A second public meeting on the proposed Hyla High School before the Bainbridge Island Planning Commission took place last week.
It was needed because a mailer announcing it didn’t go to everyone it needed to.
The plan is for a private school with up to 160 students on Ericksen Avenue. It would be housed in four existing buildings.
Architect Charles Wenzlau addressed concerns made at the first meeting.
He said for night events they would use a new auditorium at the existing middle school. The on-school pick-up-drop-off area will be done in reverse direction to lessen exhaust on nearby homes. Regarding noise, teachers and students will be inside buildings rather than the outside mechanical noise that can be heard from current tenants.
Planning Commissioner Bill Chester welcomed the changes, especially putting green space rather than parking behind the buildings. He said those showed “community-mindedness.”
Commissioner Ashley Mathews called the high school a good thing for downtown. She said it would be great to have youth as part of the community. She especially approved of redevelopment rather than new construction.
New Commissioner Ariel Birtley agreed that it would “add liveliness to downtown.”
Sarah Blossom, commission chair, said it would be great to have a private high school as an alternative to the public ones in town. She liked the idea of having students dropped off at a nearby public parking area and have them walk the short way to school.

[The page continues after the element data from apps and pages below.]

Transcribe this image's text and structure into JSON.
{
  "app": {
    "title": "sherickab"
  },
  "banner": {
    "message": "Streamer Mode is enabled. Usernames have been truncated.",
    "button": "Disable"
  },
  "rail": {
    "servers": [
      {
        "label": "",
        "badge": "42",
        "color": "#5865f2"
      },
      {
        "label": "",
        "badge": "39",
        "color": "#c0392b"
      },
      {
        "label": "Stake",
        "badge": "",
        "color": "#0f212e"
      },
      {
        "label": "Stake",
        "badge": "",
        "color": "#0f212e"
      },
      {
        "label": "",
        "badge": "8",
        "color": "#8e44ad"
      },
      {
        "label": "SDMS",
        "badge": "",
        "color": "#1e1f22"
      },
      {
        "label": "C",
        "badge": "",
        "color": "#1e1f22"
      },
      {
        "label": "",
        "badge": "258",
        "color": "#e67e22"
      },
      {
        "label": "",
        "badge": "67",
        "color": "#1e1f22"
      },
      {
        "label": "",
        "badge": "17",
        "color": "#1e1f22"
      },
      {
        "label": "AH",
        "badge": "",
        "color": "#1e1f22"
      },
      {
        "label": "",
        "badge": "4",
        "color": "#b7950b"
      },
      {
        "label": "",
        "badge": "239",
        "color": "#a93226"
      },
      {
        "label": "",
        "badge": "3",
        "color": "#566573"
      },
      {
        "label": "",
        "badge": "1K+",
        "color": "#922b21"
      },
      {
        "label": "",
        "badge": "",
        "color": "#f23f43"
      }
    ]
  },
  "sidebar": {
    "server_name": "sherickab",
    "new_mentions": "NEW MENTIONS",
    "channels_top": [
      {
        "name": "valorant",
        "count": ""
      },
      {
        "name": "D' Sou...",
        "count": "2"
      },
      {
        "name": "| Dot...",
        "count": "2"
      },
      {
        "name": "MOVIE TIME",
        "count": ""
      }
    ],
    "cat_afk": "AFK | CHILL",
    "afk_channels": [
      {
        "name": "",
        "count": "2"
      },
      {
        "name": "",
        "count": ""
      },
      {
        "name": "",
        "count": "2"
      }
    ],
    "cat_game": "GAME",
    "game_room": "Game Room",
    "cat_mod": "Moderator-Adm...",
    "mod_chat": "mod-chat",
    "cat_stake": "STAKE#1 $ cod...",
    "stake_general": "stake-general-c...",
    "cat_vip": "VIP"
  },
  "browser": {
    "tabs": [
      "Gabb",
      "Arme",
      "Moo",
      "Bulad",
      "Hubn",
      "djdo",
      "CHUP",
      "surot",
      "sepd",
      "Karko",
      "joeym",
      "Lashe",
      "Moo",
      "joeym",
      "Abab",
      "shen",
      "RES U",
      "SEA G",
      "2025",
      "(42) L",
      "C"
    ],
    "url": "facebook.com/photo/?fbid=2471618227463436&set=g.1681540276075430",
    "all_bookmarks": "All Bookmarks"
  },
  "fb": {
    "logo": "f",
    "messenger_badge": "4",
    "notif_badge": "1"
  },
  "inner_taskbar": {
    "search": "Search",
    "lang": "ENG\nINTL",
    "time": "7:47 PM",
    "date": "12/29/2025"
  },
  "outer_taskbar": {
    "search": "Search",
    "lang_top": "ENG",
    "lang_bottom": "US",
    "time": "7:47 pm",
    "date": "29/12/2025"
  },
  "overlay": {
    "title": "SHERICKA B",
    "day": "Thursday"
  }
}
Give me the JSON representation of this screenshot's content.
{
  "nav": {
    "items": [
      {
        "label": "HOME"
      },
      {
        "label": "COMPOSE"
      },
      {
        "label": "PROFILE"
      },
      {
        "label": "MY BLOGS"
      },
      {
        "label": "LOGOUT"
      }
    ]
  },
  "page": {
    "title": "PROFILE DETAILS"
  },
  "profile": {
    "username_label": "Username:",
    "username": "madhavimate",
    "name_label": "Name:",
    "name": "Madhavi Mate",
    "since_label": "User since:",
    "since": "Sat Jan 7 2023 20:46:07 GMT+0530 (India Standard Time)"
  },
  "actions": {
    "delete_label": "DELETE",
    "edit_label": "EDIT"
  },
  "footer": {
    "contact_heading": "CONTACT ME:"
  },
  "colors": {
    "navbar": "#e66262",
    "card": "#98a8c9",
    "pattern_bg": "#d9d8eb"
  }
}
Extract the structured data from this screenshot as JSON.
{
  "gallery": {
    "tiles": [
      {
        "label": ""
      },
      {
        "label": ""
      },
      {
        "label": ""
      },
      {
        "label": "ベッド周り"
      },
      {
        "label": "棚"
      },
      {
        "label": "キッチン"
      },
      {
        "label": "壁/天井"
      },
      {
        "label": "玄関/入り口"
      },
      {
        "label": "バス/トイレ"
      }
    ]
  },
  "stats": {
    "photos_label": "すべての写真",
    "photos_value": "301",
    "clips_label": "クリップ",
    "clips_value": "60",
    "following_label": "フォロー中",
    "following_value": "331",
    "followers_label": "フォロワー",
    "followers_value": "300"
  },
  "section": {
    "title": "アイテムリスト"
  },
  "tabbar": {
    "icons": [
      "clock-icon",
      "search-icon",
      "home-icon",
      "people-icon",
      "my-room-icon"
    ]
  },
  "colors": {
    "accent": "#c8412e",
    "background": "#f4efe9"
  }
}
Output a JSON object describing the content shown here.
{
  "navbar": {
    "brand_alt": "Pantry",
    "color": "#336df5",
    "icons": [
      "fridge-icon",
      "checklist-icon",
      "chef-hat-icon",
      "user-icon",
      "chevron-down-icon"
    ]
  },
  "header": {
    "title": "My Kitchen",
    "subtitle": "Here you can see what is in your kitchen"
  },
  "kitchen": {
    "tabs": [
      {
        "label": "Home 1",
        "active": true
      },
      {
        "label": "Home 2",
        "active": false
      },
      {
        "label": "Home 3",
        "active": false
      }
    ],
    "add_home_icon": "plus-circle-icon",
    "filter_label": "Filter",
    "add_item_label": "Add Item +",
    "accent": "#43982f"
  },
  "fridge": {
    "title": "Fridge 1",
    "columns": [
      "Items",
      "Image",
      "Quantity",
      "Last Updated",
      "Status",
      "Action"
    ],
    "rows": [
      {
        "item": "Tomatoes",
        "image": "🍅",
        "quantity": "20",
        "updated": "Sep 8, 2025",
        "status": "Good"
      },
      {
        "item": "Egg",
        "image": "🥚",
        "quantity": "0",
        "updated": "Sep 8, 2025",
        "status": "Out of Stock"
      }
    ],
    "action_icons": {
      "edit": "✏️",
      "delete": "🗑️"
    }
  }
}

But she still was concerned about lack of parking for students who drive, even though the school will encourage students not to drive there. She wondered what the city’s recourse would be if too many students drive.
Commissioner Lisa Macchio said she hears the community about its parking and traffic concerns. She said developments often are tied up by the city’s poor parking policy, and she wants to know “how do we do things better?”
Wenzlau said developers are trying to be proactive to be good neighbors. They will try to find a good solution and collaborate with city staff to work it out.
Public comments were few. One said the changes in response to the first meeting were appreciated. Another said a buffer is still needed.
Jane Greenberg was still concerned about the cost to nearby property owners. Cars and exhaust were still a concern along with noise from students and teachers. And she wondered how it would affect property values. She encouraged the commission to follow its “wonderful” guiding principles and not change the atmosphere of “our Winslow town.”